There is one way in which the student protests themselves, rather than the under-funding that caused them, may directly affect some of the indicators by which universities are measured.
Each ranking uses different indicators to measure a university’s performance. But on the whole they are a combination of hard data, such as citations – the number of times an author has been cited, or referred to – and ratio of staff to students. There are also more qualitative “reputation” indicators. These are achieved by asking academics and employers to list the top institutions in their fields.
It is these “reputation” indicators that could be directly affected by the protests. Although they are intended to be objective, it does not require a great stretch of the imagination to believe that some academics who see South African institutions in constant crisis, with lectures cancelled, exams postponed and buildings burned, are affected at least subconsciously.

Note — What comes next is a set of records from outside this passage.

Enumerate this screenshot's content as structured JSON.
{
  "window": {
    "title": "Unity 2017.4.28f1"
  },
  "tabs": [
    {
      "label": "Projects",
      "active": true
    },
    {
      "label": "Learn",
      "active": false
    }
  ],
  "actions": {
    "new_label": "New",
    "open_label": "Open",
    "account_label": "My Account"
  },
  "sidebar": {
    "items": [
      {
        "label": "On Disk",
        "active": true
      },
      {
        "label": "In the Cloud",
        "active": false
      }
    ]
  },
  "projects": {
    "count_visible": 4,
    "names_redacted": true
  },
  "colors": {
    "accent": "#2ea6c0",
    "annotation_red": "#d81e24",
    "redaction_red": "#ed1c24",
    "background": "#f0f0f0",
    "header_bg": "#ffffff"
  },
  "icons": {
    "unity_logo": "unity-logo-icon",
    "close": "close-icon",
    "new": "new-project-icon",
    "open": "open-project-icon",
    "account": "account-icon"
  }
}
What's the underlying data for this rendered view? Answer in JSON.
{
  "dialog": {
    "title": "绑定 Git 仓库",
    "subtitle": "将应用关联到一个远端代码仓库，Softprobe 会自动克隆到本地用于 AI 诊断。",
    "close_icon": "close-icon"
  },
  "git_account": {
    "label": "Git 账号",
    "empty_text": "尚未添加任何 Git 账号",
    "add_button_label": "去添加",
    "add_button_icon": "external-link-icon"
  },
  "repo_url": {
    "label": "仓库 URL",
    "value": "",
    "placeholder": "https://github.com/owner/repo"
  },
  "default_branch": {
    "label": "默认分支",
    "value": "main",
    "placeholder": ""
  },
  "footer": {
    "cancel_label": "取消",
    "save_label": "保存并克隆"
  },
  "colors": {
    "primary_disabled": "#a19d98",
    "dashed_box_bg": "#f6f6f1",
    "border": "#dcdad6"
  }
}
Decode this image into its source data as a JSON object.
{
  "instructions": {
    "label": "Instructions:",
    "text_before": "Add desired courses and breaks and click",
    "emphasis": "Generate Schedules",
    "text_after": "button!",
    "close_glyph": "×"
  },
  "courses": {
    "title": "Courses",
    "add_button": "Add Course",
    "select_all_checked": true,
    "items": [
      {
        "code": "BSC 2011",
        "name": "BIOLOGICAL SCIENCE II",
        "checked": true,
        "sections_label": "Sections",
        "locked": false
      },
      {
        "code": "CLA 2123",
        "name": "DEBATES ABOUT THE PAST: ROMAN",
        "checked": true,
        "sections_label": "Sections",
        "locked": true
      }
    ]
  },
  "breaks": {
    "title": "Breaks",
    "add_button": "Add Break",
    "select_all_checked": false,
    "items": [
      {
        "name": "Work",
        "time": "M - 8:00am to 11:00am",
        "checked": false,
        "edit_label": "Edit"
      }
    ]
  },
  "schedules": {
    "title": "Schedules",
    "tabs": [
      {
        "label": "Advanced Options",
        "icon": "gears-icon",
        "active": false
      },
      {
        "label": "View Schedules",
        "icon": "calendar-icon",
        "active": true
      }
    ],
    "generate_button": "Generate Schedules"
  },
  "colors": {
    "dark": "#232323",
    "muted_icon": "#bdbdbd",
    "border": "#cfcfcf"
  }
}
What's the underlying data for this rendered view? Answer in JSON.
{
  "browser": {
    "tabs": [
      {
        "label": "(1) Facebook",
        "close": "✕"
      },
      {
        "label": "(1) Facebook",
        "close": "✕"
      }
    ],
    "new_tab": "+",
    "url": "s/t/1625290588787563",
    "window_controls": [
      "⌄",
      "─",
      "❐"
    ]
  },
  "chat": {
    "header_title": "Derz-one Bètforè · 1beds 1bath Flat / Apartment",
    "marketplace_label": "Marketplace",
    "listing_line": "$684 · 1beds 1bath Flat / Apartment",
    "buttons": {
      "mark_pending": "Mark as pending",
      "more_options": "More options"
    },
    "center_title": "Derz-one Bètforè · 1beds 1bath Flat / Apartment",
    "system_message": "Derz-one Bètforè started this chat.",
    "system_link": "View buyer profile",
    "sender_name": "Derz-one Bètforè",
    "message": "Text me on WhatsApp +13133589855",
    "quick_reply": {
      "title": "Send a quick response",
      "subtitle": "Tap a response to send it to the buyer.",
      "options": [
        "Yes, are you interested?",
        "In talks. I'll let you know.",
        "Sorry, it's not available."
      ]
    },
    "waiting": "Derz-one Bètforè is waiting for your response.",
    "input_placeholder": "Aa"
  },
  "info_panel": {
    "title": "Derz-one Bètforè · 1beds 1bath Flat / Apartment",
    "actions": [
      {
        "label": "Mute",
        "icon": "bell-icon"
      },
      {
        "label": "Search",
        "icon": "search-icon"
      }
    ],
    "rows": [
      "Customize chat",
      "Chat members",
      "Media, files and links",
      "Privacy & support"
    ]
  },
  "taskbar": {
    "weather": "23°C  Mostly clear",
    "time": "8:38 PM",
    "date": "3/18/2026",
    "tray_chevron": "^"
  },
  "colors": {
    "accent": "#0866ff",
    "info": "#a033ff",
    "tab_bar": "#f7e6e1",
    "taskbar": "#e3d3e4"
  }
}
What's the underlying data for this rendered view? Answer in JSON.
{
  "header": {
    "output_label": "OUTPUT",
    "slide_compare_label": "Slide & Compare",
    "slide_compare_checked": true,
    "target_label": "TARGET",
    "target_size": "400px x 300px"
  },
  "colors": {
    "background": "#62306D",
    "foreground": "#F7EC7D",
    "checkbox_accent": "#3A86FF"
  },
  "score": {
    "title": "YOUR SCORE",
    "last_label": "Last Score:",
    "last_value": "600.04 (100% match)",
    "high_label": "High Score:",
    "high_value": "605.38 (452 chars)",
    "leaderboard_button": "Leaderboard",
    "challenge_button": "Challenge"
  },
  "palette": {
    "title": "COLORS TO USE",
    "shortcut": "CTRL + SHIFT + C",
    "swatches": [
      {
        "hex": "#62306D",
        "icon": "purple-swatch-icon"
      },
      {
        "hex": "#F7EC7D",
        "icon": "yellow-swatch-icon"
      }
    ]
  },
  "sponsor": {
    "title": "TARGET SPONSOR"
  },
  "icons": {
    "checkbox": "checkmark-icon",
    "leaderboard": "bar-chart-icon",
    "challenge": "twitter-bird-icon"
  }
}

South African institutions were particularly hard hit in the reputation indicator in THE’s latest rankings. However, some universities that were affected by the protests bucked the trend: the University of the Witwatersrand rose in the THE rankings. So there is no clear evidence of a causal relationship between the protests and the universities’ performance in the rankings.
But does it matter?
In assessing the extent to which #feesmustfall protests might have affected South African universities’ rankings, I have left aside the much larger and more important question of whether it matters.
Universities certainly regard rankings with a measure of caution. Rankings are very imperfect measurements of excellence. They take no account of the contexts in which universities find themselves, particularly those based in developing or emerging economies. They do not measure some of the functions of a university that the sector would regard as critical: for instance, whether the research a university undertakes makes a difference, or whether the graduates it produces are thoughtful and productive citizens.
Nevertheless, the drop in rankings has been greeted with consternation in the media. The coincidence with the university protests could lead to a damaging narrative that the country’s universities are inevitably “going to the dogs”.
I can categorically state that UCT is nowhere near that kind of precipitous decline. However, if under-funding from government continues to decline and the issue of fees is not resolved, I am less confident of our and our sister universities’ future.
Author Bio: Danie Visser is the Deputy Vice Chancellor at the University of Cape Town